■ Exercise directions
Return each line of the data below exactly, omitting any pictures.

START Source data

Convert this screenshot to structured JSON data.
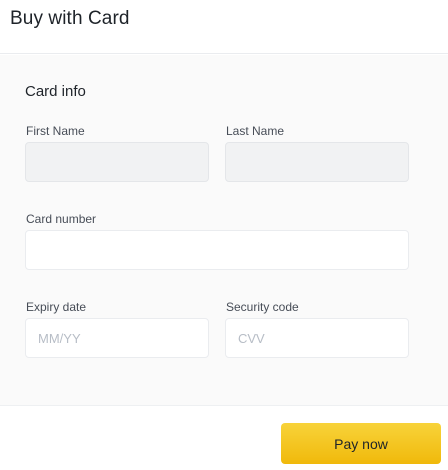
{
  "header": {
    "title": "Buy with Card"
  },
  "card_info": {
    "section_title": "Card info",
    "first_name": {
      "label": "First Name",
      "value": ""
    },
    "last_name": {
      "label": "Last Name",
      "value": ""
    },
    "card_number": {
      "label": "Card number",
      "value": "",
      "placeholder": ""
    },
    "expiry_date": {
      "label": "Expiry date",
      "placeholder": "MM/YY"
    },
    "security_code": {
      "label": "Security code",
      "placeholder": "CVV"
    }
  },
  "footer": {
    "pay_label": "Pay now"
  },
  "colors": {
    "accent": "#f0b90b",
    "text": "#1e2329",
    "label": "#474d57",
    "disabled_field": "#f1f2f3",
    "border": "#eaecef"
  }
}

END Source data

■ Solution to this exercise
Convert this screenshot to structured JSON data.
{
  "header": {
    "title": "Buy with Card"
  },
  "card_info": {
    "section_title": "Card info",
    "first_name": {
      "label": "First Name",
      "value": ""
    },
    "last_name": {
      "label": "Last Name",
      "value": ""
    },
    "card_number": {
      "label": "Card number",
      "value": "",
      "placeholder": ""
    },
    "expiry_date": {
      "label": "Expiry date",
      "placeholder": "MM/YY"
    },
    "security_code": {
      "label": "Security code",
      "placeholder": "CVV"
    }
  },
  "footer": {
    "pay_label": "Pay now"
  },
  "colors": {
    "accent": "#f0b90b",
    "text": "#1e2329",
    "label": "#474d57",
    "disabled_field": "#f1f2f3",
    "border": "#eaecef"
  }
}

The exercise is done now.